• [Work instructions]:
Lines in the entries below where the word "Obbbv" shows up should each be copied.
○ ○ ○ ○ ○ ○ ○
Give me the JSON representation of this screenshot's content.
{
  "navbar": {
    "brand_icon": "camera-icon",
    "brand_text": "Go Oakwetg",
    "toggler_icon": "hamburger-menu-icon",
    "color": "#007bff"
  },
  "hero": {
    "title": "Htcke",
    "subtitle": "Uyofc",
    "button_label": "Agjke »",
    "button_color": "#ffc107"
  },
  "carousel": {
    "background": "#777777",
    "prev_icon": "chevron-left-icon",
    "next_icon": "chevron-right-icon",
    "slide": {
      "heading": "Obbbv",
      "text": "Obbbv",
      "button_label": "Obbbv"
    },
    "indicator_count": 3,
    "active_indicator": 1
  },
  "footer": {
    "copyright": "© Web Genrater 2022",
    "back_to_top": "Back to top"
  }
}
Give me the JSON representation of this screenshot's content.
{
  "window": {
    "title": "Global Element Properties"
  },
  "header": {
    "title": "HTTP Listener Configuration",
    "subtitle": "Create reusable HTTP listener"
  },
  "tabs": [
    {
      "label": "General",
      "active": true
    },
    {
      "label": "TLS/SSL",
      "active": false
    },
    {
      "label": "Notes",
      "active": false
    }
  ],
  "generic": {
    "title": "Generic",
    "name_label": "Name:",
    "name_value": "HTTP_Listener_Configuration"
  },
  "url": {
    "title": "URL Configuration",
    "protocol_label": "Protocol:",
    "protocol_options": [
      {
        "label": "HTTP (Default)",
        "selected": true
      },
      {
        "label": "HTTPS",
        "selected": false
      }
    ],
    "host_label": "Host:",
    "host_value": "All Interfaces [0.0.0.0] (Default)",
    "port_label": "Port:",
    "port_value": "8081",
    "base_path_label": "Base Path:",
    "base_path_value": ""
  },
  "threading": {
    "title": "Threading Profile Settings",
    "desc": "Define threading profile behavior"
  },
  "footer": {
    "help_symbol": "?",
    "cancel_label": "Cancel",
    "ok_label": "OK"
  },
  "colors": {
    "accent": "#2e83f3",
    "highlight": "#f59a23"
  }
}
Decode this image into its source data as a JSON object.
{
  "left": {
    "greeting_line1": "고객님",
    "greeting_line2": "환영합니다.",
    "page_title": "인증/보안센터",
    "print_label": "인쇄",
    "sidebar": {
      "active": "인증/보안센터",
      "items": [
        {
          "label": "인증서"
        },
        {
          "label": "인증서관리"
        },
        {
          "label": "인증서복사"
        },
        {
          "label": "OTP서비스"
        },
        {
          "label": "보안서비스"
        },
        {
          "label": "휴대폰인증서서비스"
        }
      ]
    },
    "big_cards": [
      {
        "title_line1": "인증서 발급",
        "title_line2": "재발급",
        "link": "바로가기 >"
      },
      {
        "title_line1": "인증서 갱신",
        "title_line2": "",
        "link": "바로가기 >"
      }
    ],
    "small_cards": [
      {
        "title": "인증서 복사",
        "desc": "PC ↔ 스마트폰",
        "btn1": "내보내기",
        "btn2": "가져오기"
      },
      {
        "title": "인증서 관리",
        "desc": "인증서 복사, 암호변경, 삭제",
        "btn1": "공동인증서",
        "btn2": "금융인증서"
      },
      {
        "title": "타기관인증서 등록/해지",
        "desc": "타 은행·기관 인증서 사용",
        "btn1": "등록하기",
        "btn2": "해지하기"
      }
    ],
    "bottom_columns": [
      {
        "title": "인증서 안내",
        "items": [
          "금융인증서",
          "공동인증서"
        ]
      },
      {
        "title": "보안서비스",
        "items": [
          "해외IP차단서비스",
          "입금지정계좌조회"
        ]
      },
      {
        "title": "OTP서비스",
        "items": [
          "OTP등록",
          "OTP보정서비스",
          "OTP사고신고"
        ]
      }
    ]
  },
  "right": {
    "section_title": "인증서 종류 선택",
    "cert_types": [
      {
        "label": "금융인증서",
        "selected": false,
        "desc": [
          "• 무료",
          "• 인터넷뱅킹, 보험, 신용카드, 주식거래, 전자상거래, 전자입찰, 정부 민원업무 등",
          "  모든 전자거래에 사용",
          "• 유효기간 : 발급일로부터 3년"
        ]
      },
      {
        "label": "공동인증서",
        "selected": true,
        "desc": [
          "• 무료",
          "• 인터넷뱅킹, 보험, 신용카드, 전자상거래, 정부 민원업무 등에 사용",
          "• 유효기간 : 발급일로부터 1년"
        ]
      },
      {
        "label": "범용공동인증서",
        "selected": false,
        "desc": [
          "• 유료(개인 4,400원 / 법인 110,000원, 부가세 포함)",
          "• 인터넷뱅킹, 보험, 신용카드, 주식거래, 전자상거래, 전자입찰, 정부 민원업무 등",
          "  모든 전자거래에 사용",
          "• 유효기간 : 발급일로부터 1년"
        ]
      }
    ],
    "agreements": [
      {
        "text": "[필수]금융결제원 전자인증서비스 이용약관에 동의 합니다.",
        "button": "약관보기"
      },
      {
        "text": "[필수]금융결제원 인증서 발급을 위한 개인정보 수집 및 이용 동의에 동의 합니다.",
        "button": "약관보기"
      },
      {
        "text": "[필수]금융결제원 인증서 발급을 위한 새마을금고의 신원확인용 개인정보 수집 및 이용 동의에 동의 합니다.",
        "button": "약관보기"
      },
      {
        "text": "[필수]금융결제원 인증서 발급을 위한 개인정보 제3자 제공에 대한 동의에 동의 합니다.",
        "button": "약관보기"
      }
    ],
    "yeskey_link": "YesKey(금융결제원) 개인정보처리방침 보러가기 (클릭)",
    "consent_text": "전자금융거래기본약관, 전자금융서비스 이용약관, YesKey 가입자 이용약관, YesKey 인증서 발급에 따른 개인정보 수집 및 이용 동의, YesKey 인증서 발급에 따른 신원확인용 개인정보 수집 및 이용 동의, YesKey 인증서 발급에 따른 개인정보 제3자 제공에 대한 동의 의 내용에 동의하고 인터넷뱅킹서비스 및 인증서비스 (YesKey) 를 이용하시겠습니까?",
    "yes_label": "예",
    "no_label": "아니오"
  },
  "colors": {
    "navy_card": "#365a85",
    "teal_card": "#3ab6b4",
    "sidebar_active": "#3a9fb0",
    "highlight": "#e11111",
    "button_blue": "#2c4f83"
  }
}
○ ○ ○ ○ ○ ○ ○
• [Response]:
      "heading": "Obbbv",
      "text": "Obbbv",
      "button_label": "Obbbv"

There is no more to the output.